Malaga City – a real Estate Perspective

Malaga City

Until recently, the Malaga city was almost totally ignored visiting tourism. 10 years ago the tourist office made a survey and found that 95% of visiting tourists did not visit the city of Malaga, which is an incredible statistic. Since that time, Malaga has made great strides in its offering to its foreign guests and is now (in my opinion) one of the best cities in Spain. For lovers of art and culture, it has the renowned Picasso Museum (one of Malaga’s most famous residents), the Carmen Thyssen Bornemisza (one of the world’s foremost art collectors) and the Pompidou Center. As well as the cultural opportunities, there are many famous landmarks to visit – the ruins of the Roman theatre (1st century BC) and the magnificent Cathedral of Málaga, known locally as the One handed Lady because its second tower was never completed due to lack of funds. There are also monuments of Arabic architecture like the Alcazaba and Gibrafaro (the fortress lighthouse). As well as this wealth of attractions, there are many fabulous restaurants, tapas bars and cafés which are always popular for much of the year due to the ambient Andalucian climate.

Property prices in Malaga City

As stated above, Malaga was until recently largely ignored by visiting tourists and consequently there was little demand for acquiring property and hence prices were relatively low for such a major city. With the significant increase in cultural amenities, there has been a huge rise in interest form the foreign community and this has led to a steep price increase, especially in the areas of the old city with its narrow and charming streets.  Many properties in this area have undergone renovation and are being rented out as tourist apartments on Booking.com and Airbnb. Malaga city has probably seen some of the biggest increases in real estate values on the coast. Despite this, it is still an interesting area for investors looking to acquire rental properties.

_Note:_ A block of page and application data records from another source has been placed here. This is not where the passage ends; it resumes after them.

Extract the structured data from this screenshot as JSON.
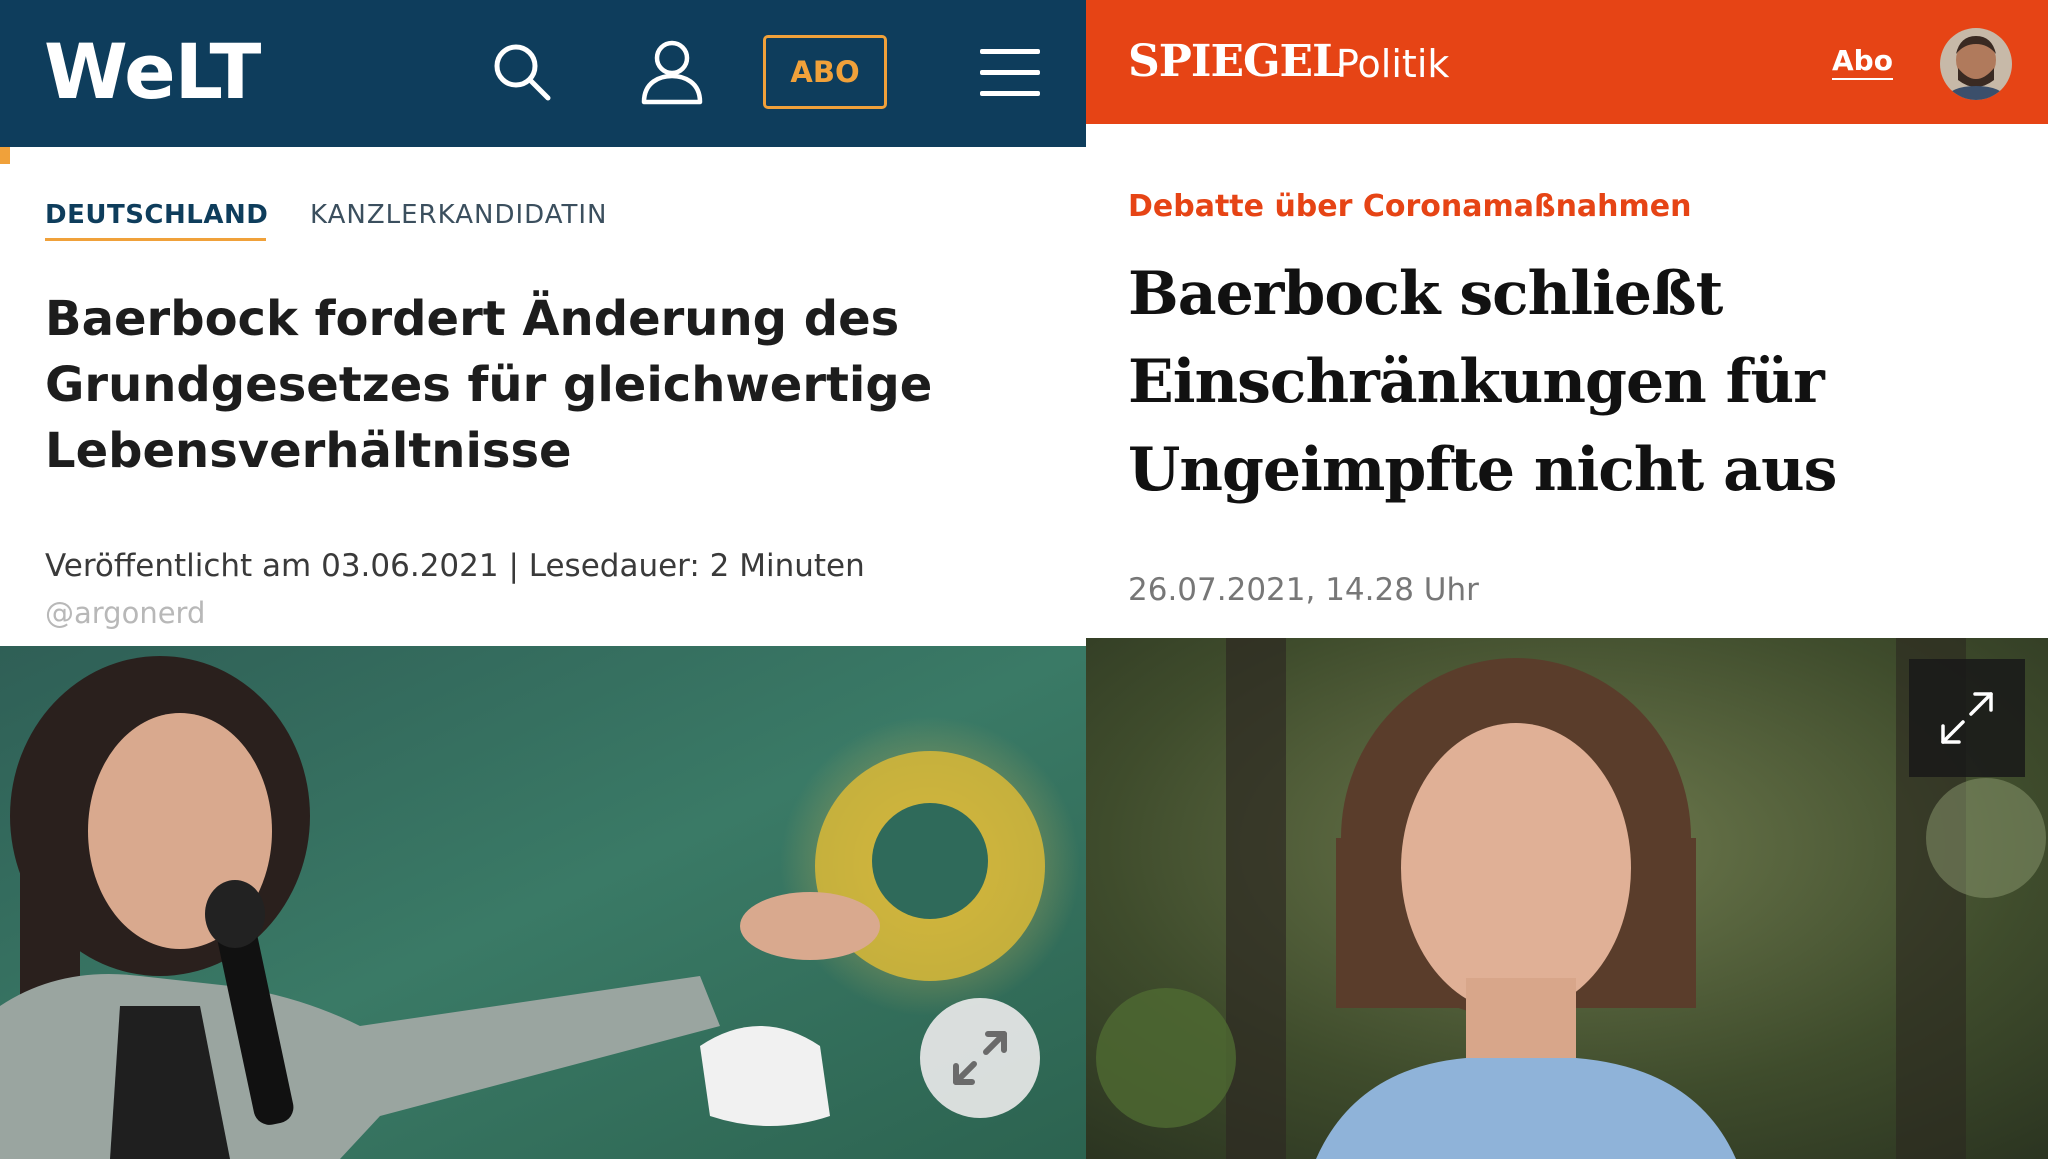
{
  "welt": {
    "logo": "WeLT",
    "abo_label": "ABO",
    "section": "DEUTSCHLAND",
    "kicker": "KANZLERKANDIDATIN",
    "headline": "Baerbock fordert Änderung des Grundgesetzes für gleichwertige Lebensverhältnisse",
    "meta": "Veröffentlicht am 03.06.2021 | Lesedauer: 2 Minuten",
    "handle": "@argonerd",
    "colors": {
      "header": "#0e3d5c",
      "accent": "#f0a13a"
    },
    "icons": [
      "search-icon",
      "user-icon",
      "menu-icon",
      "expand-icon"
    ]
  },
  "spiegel": {
    "logo": "SPIEGEL",
    "section": "Politik",
    "abo_label": "Abo",
    "kicker": "Debatte über Coronamaßnahmen",
    "headline": "Baerbock schließt Einschränkungen für Ungeimpfte nicht aus",
    "date": "26.07.2021, 14.28 Uhr",
    "colors": {
      "header": "#e64415",
      "kicker": "#e64415"
    },
    "icons": [
      "avatar",
      "expand-icon"
    ]
  }
}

The university of Malaga encourages a large incoming student population, that unlike other cities, often results in year round demand, because there are thousands that attend the university in the summer months (when the it is normally closed for regular students), principally for Spanish language courses).

Also, If you are interested, enjoy Mijas and Fuengirola – a real estate perspective and Torremolinos – a real estate perspective as well.